This office does not process or have anything to do with the Panther Retention Grant or the Hope and Zell Miller Scholarships. Any inquiries, questions, or concerns regarding the Panther Retention Grant or the Hope and Zell Miller Scholarships should be directed to Financial Aid, housed in the Student Financial Management Center.You can get immediate assistance by utilizing one of the two links below:
The Scholarships Resource Center is here to serve/assist you during this time of virtual learning. You can connect with a staff member by emailing email@example.com or click below to schedule a virtual appointment.
Many scholarship applications require a personal essay or statement of purpose. Your essay should be 400-500 words. The essay is usually the most important part of a scholarship application. Although good test scores, a high GPA and a solid list of activities are vital, judges frequently give the most weight to the essay because it distinguishes you from all other applicants.
Your essay is the window into who you are, your passions and your potential for being a good match. It gives applicant panels a chance to get to know you without meeting you. Your essay is how you stand out — or how you fall flat.
We encourage you to follow these helpful tips and guidelines when applying for scholarships:
Create a realistic timeline for locating and applying for scholarships.
Manage your time wisely; recycle your applications and essays.
Remember to be as distinctive as possible and separate yourself from the competition.

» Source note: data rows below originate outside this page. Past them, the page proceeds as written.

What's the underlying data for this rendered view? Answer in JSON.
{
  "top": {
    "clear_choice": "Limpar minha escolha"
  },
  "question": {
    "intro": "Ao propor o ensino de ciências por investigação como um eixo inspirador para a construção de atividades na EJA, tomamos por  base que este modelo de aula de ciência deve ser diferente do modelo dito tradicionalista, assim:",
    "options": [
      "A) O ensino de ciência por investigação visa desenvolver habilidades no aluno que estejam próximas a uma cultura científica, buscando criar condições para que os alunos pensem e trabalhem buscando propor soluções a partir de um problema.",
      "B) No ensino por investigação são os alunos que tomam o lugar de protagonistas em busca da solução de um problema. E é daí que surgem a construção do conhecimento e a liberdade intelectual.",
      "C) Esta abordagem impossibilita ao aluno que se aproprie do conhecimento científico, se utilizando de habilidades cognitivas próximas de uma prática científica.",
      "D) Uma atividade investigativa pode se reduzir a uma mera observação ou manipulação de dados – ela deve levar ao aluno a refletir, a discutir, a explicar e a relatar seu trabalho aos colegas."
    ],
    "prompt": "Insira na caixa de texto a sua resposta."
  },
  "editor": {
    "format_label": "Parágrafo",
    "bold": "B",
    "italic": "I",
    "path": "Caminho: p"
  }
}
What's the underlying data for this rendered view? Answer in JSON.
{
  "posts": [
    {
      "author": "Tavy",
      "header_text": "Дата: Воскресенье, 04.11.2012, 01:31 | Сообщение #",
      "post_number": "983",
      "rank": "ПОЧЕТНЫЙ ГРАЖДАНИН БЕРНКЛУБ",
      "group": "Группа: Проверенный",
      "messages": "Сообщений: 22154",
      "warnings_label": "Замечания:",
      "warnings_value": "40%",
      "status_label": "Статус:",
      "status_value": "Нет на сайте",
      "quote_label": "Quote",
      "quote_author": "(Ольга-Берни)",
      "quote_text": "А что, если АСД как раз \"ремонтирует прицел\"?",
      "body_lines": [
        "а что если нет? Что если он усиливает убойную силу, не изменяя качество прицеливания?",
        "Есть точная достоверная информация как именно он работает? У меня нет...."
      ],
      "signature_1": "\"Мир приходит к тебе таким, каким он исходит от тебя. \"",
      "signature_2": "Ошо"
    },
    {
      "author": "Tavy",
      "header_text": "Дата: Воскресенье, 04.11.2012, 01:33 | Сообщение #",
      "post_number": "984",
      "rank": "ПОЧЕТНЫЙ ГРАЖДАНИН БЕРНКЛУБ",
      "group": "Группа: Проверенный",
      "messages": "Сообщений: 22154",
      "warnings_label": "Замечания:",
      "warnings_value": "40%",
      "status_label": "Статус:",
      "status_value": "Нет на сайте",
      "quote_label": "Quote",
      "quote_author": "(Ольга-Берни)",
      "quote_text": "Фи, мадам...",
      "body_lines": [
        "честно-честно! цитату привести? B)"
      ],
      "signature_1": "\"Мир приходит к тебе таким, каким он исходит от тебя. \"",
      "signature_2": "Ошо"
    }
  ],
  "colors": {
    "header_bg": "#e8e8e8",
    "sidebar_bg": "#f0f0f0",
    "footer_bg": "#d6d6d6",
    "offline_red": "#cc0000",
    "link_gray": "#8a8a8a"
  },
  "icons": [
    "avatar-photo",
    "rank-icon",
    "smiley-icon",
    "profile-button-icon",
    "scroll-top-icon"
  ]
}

There is no single source that allows you to locate a comprehensive list of scholarships for which you may be eligible. Instead, you'll need to access a variety of sources such as scholarship books and databases, search online and make inquiries through academic departments. We recommend that you use a few different databases in addition to our database because none is comprehensive.

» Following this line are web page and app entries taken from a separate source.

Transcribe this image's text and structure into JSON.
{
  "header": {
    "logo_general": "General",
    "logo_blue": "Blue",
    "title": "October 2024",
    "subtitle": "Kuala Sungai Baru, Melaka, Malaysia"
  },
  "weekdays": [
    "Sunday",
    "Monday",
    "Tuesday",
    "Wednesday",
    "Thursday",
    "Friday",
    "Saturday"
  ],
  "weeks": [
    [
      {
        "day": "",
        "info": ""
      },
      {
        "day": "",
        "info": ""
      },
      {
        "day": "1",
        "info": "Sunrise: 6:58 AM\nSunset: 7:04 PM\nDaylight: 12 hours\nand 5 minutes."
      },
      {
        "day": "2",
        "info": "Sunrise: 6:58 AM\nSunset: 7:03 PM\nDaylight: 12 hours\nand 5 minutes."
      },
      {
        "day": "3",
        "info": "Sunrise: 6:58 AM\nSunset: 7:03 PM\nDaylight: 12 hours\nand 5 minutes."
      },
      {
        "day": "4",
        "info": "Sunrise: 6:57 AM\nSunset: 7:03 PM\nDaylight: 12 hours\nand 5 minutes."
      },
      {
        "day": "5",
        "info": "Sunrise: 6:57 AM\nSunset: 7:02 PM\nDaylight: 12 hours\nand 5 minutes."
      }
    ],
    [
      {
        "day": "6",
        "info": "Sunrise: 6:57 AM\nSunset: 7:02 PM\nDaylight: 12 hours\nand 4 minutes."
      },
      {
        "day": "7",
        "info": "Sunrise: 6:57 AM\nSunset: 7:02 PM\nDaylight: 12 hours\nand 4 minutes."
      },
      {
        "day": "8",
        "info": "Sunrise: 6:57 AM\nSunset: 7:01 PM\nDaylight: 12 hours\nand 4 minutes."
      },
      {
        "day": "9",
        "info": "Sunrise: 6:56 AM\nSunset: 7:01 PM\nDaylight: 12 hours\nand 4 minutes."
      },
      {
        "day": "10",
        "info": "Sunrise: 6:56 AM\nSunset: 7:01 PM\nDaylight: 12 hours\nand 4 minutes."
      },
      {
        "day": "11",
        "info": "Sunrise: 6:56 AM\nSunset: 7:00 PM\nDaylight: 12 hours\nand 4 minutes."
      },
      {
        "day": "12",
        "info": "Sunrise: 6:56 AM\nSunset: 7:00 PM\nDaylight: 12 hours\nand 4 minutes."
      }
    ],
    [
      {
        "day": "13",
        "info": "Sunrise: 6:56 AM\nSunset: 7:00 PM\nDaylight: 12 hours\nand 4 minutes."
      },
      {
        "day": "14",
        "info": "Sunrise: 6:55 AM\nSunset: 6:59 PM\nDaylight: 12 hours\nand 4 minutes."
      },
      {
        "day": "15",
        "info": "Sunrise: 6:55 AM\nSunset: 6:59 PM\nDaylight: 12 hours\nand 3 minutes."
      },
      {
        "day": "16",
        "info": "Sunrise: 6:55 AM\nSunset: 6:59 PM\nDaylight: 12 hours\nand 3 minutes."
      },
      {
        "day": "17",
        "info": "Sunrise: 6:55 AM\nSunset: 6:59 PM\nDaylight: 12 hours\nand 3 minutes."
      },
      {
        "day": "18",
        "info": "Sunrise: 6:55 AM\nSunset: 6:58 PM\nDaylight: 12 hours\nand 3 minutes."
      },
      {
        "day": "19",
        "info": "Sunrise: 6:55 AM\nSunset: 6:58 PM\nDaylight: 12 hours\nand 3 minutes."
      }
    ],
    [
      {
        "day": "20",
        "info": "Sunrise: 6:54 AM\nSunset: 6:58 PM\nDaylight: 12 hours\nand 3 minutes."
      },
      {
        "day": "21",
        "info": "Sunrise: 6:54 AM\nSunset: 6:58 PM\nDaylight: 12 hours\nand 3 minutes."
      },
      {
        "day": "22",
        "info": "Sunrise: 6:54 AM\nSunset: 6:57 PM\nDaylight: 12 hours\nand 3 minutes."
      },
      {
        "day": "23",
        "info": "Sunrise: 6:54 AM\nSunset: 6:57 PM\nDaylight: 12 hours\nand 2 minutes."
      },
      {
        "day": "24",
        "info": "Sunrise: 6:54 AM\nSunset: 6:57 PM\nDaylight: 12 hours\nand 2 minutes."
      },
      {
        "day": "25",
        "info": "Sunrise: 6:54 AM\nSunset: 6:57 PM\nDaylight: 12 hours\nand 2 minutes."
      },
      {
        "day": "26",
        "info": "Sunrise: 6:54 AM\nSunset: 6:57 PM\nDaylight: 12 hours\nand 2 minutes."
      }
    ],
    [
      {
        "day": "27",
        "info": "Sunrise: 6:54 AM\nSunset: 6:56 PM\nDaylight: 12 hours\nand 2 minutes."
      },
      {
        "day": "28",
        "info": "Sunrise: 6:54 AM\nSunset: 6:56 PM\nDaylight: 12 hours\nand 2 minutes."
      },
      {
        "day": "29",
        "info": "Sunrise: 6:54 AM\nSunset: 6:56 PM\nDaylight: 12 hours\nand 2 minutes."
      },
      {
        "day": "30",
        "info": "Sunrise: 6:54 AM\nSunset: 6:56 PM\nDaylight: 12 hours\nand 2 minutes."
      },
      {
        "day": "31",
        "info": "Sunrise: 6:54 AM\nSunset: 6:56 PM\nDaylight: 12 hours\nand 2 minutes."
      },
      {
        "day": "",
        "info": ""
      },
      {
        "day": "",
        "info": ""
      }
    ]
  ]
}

Perform an extensive search of books, print listings, identified online databases and recommended websites to understand what is offered.

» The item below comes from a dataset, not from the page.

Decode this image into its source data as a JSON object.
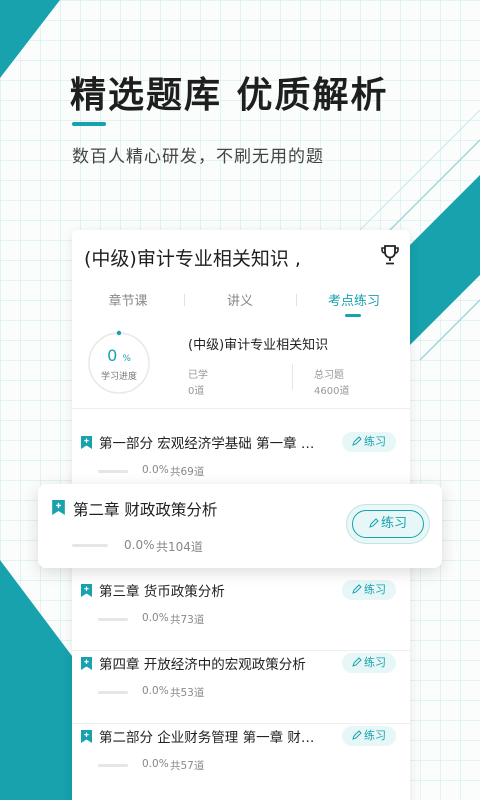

Get to know the full range of scholarships available and write down current and future deadlines so you do not miss out on anything.
Add deadlines to your calendar. Most deadlines occur at the beginning of the calendar year.
Plan to start applying for scholarships at least 6-9 months before you need the money.
If the scholarship has closed for the current year, make a note to apply prior to the deadline the following year.
Once You’re Familiarized
Read the description of each award to make sure you qualify.
Read through the criteria listed carefully to make sure you qualify.
Gather required documents of support (for example, current FAFSA app, personal essay, transcripts, letters of recommendation, etc.) as far in advance as possible to avoid missing deadlines.
Create a spreadsheet that indicates the due date of each scholarship, the required supporting documents for each and when you will receive these documents to submit your applications.
Proofread, check spelling and make sure you have provided everything that is required.
Make copies of every application sent and provide contact information.